But buried elsewhere in the vast clutter of requests and considerations are reams of documents sent by advocates to the White House counsel’s office requesting pardons or clemency for drug offenders and longtime federal inmates who grew up under harsh circumstances and have turned their lives around behind bars.  Behind the scenes, a loose coalition of unexpected allies are sprinting to get the president’s ear and put many of these cases before him and his White House lawyers.  Some are the president’s confidants, MAGA diehards, and Trump advisers.  Others are criminal justice reform advocates who’ve learned to love him. Others have long loathed him and his policies.

On Friday Nov. 20th, Alice Johnson, a criminal justice reform advocate whose life sentence was commuted by Trump two and a half years ago, visited the president for a 30-minute meeting, during which she outlined some of the cases she and her allies had already forwarded to the White House for vetting. “It was a very good meeting,” Johnson told The Daily Beast, publicly confirming the discussion for the first time.  “I went to the White House in order to present cases before the president in the Oval Office, for people I know are very deserving people… There are around 30 names that I’ve already sent to the White House counsel.  I talked about some of the individual cases during the meeting with President Trump, but also discussed them collectively, in the sense that they all have outstanding rehabilitation records and outstanding prison records, and none of them pose a danger to the public.”

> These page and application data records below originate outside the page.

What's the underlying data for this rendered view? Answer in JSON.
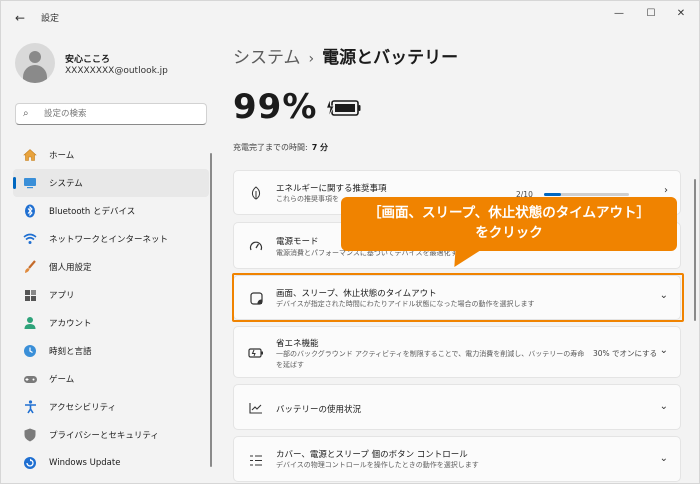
{
  "window": {
    "title": "設定",
    "back_icon": "back-arrow-icon",
    "controls": [
      "minimize-icon",
      "maximize-icon",
      "close-icon"
    ]
  },
  "user": {
    "name": "安心こころ",
    "email": "XXXXXXXX@outlook.jp"
  },
  "search": {
    "placeholder": "設定の検索"
  },
  "sidebar": {
    "items": [
      {
        "label": "ホーム",
        "icon": "home-icon"
      },
      {
        "label": "システム",
        "icon": "system-icon",
        "active": true
      },
      {
        "label": "Bluetooth とデバイス",
        "icon": "bluetooth-icon"
      },
      {
        "label": "ネットワークとインターネット",
        "icon": "wifi-icon"
      },
      {
        "label": "個人用設定",
        "icon": "brush-icon"
      },
      {
        "label": "アプリ",
        "icon": "apps-icon"
      },
      {
        "label": "アカウント",
        "icon": "account-icon"
      },
      {
        "label": "時刻と言語",
        "icon": "clock-globe-icon"
      },
      {
        "label": "ゲーム",
        "icon": "gamepad-icon"
      },
      {
        "label": "アクセシビリティ",
        "icon": "accessibility-icon"
      },
      {
        "label": "プライバシーとセキュリティ",
        "icon": "shield-icon"
      },
      {
        "label": "Windows Update",
        "icon": "update-icon"
      }
    ]
  },
  "breadcrumb": {
    "parent": "システム",
    "separator": "›",
    "current": "電源とバッテリー"
  },
  "battery": {
    "percent": "99%",
    "charge_label": "充電完了までの時間:",
    "charge_value": "7 分"
  },
  "cards": {
    "energy": {
      "title": "エネルギーに関する推奨事項",
      "desc": "これらの推奨事項を",
      "progress_text": "2/10",
      "progress_fraction": 0.2
    },
    "power_mode": {
      "title": "電源モード",
      "desc": "電源消費とパフォーマンスに基づいてデバイスを最適化する"
    },
    "screen_sleep": {
      "title": "画面、スリープ、休止状態のタイムアウト",
      "desc": "デバイスが指定された時間にわたりアイドル状態になった場合の動作を選択します"
    },
    "energy_saver": {
      "title": "省エネ機能",
      "desc1": "一部のバックグラウンド アクティビティを制限することで、電力消費を削減し、バッテリーの寿命",
      "desc2": "を延ばす",
      "status": "30% でオンにする"
    },
    "battery_usage": {
      "title": "バッテリーの使用状況"
    },
    "buttons": {
      "title": "カバー、電源とスリープ 個のボタン コントロール",
      "desc": "デバイスの物理コントロールを操作したときの動作を選択します"
    }
  },
  "callout": {
    "line1": "［画面、スリープ、休止状態のタイムアウト］",
    "line2": "をクリック",
    "color": "#f08300"
  },
  "colors": {
    "accent": "#0067c0",
    "highlight": "#f08300"
  }
}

Johnson said Trump asked questions and expressed concern and receptiveness.  She believes he supports issuing more clemencies this year.  “We are also in the process of vetting and compiling packets for at least 100 more incarcerated individuals,” she said.  “We are in warp speed right now, to get as many through as possible, as quickly as possible.”...

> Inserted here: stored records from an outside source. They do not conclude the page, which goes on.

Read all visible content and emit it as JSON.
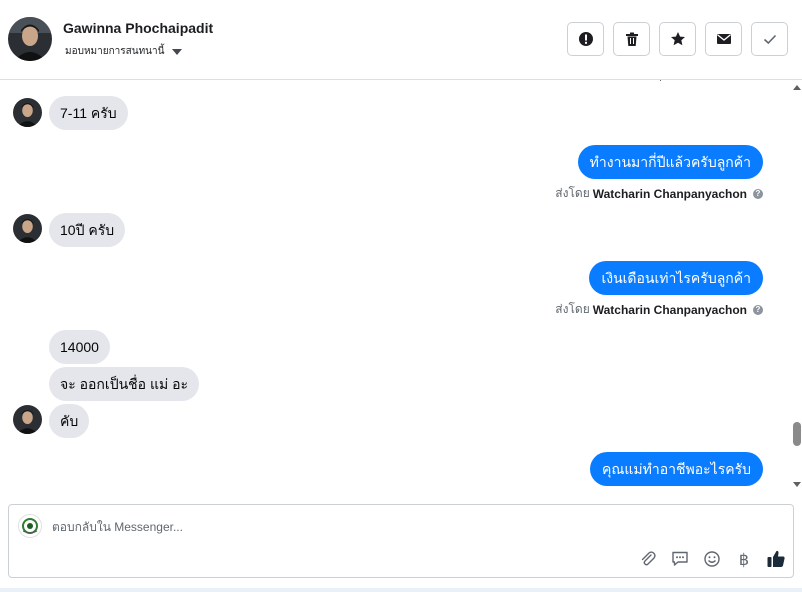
{
  "header": {
    "name": "Gawinna Phochaipadit",
    "assign_label": "มอบหมายการสนทนานี้"
  },
  "actions": [
    {
      "name": "report",
      "icon": "exclamation-icon"
    },
    {
      "name": "delete",
      "icon": "trash-icon"
    },
    {
      "name": "star",
      "icon": "star-icon"
    },
    {
      "name": "mark-unread",
      "icon": "envelope-icon"
    },
    {
      "name": "done",
      "icon": "check-icon"
    }
  ],
  "messages": [
    {
      "dir": "in",
      "text": "7-11 ครับ"
    },
    {
      "dir": "out",
      "text": "ทำงานมากี่ปีแล้วครับลูกค้า",
      "sent_by_prefix": "ส่งโดย",
      "sent_by": "Watcharin Chanpanyachon"
    },
    {
      "dir": "in",
      "text": "10ปี ครับ"
    },
    {
      "dir": "out",
      "text": "เงินเดือนเท่าไรครับลูกค้า",
      "sent_by_prefix": "ส่งโดย",
      "sent_by": "Watcharin Chanpanyachon"
    },
    {
      "dir": "in",
      "text": "14000"
    },
    {
      "dir": "in",
      "text": "จะ ออกเป็นชื่อ แม่ อะ"
    },
    {
      "dir": "in",
      "text": "คับ"
    },
    {
      "dir": "out",
      "text": "คุณแม่ทำอาชีพอะไรครับ"
    }
  ],
  "composer": {
    "placeholder": "ตอบกลับใน Messenger...",
    "baht_symbol": "฿"
  },
  "colors": {
    "outgoing": "#0a7cff",
    "incoming": "#e4e6eb"
  }
}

Reform advocate Jason Flom, a well-known record executive and a Democratic donor, said in an interview on Thursday, “This is one of the only issues where there’s some meaningful agreement between the left and the right.  And I’m hoping that because there are conservative groups advocating alongside other organizations for clemency that the president will grant a significant number of them before he leaves office.”

Kevin Ring, president of the nonprofit group Families Against Mandatory Minimums, said, “We’re encouraging everyone to seek clemency at this time.  We know that this time at the end of an administration is the time to do it… We know there are going to be grants that make people scratch their heads and wonder whether that’s the best use of President Trump’s clemency authority. But we hope that for every one of those, there are 10 or 20 grants for people who are serving excessive sentences and deserve to be home.”

A few recent related posts:

December 6, 2020 in Clemency and Pardons, Sentences Reconsidered, Who Sentences | Permalink | Comments (0)